"The crawling of my boys under the bellows in the blacksmith's shop where the tragedy occurred, is an incident familiar to all our people. Alma's hip was shot away while thus hiding, Sardius was discovered after the massacre by the monsters who came in to dispoil the bodies. The eldest, Willard, was not discovered....
"But to return to Alma, and how the Lord helped me to save his life. I removed the wounded boy to a house, some distance off, the next day, and dressed his hip; the Lord directing me as before. I was reminded that in my husband's trunk there was a bottle of balsam. This I poured into the wound, greatly soothing Alma's pain. ‘Alma, my child,’ I said, ‘you believe that the Lord made your hip?’ ‘Yes, mother.’ ‘Well, the Lord can make something there in the place of your hip, don't you believe he can, Alma?’ ‘Do you think that the Lord can, mother?’ inquired the child, in his simplicity. ‘Yes, my son,’ I replied, ‘he has showed it all to me in a vision.’

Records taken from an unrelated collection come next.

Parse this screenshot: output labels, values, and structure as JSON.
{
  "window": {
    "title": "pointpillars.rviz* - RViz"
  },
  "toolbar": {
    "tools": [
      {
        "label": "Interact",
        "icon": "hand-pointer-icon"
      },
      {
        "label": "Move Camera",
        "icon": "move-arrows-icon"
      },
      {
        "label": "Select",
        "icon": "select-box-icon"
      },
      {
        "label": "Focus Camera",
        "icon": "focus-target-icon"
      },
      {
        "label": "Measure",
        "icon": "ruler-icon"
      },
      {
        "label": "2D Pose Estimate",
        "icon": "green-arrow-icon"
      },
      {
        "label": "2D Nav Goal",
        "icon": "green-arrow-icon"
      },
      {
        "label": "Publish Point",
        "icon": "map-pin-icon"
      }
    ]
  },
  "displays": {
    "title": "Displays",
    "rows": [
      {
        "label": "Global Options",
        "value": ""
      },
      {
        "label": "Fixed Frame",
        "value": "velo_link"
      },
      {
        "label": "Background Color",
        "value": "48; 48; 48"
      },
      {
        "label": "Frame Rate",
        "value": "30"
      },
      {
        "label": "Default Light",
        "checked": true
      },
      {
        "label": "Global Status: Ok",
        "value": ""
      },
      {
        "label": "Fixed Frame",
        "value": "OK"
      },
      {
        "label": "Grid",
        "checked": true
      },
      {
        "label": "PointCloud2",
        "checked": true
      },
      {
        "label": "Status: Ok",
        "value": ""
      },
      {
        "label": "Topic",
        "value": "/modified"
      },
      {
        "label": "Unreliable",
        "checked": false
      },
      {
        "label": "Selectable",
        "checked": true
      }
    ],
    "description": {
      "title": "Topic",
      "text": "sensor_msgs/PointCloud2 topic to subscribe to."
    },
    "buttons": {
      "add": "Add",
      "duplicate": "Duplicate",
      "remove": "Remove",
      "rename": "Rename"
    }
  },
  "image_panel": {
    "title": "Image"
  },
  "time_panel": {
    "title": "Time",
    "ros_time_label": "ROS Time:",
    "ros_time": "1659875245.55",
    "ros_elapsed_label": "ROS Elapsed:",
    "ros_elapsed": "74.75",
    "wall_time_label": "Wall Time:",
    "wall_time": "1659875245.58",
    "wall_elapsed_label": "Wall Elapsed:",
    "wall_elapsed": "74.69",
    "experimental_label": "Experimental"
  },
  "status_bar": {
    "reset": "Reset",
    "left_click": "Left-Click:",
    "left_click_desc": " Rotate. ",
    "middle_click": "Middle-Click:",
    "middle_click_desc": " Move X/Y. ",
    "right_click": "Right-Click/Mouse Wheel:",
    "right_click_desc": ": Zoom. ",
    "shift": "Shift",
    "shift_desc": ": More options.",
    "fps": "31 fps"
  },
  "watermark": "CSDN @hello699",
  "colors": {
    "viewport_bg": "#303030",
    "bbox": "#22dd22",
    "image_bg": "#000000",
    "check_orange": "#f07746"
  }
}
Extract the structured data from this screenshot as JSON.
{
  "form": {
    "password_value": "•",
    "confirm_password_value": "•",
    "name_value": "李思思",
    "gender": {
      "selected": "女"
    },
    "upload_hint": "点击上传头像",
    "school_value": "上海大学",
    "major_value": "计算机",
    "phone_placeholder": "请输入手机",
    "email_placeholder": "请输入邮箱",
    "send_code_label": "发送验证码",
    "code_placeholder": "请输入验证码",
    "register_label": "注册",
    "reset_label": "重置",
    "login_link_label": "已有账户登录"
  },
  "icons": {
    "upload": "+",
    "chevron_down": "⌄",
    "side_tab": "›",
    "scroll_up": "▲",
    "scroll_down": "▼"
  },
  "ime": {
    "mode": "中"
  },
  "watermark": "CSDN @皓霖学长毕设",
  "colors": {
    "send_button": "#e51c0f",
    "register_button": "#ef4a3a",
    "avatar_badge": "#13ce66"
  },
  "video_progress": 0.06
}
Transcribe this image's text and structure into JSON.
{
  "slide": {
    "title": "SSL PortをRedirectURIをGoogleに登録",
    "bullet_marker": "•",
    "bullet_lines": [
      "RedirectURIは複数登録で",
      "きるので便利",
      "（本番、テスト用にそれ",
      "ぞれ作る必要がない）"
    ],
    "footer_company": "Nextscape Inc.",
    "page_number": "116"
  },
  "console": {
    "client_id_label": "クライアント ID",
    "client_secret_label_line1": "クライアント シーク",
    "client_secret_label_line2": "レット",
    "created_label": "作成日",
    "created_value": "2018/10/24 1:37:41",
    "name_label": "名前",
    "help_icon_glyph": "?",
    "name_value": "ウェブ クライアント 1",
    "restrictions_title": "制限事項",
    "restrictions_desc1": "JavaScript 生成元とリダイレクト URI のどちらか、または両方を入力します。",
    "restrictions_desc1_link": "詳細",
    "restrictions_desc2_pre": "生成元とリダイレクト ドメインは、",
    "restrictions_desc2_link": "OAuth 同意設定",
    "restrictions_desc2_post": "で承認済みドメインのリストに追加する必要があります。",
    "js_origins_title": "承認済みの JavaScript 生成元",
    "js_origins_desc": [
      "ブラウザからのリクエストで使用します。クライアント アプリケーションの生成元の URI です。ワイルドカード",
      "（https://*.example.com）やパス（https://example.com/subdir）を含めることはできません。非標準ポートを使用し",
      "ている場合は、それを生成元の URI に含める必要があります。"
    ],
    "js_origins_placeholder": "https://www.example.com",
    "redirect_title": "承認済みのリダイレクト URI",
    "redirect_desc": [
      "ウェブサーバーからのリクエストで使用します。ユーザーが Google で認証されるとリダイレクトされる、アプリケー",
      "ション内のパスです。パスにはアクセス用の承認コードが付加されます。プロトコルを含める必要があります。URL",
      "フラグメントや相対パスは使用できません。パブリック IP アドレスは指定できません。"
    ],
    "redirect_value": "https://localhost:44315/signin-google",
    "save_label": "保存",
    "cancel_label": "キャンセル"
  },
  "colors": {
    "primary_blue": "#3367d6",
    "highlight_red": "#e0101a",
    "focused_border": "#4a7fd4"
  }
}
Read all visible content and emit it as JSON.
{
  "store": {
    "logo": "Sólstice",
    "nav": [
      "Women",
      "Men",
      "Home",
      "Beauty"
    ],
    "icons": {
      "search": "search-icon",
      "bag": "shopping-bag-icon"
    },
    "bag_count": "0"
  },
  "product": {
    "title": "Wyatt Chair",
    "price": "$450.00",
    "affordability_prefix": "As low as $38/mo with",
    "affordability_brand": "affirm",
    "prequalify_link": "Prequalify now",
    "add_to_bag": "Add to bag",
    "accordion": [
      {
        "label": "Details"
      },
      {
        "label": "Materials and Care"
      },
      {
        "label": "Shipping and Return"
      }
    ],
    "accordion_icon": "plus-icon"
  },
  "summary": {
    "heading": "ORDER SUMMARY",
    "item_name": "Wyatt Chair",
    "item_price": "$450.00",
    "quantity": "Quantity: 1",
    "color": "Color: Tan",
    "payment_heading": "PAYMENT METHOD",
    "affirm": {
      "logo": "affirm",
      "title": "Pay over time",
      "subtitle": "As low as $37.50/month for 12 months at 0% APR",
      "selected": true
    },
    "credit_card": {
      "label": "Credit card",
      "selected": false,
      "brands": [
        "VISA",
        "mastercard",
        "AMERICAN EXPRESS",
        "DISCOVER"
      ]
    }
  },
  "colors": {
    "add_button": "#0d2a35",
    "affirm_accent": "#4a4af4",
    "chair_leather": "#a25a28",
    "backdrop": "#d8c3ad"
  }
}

"Then I laid him comfortably on his face and said: ‘Now you lay like that, and don't move, and the Lord will make you another hip.’ So Alma laid on his face for five weeks, until he was entirely recovered—a flexible gristle having grown in place of the missing joint and socket, which remains to this day a marvel to physicians. On the day that he walked again I was out of the house fetching a bucket of water, when I heard screams from the children. Running back, in affright, I entered, and there was Alma on the floor, dancing around, and the children screaming in astonishment and joy. It is now nearly forty years ago, but Alma has never been the least crippled during his life, and he has traveled quite a long period of the time as a missionary of the gospel and a living miracle of the power of God. (Amanda Smith, LDS Biographical Encyclopedia, Andrew Jenson, Vol. 2, p.792-796)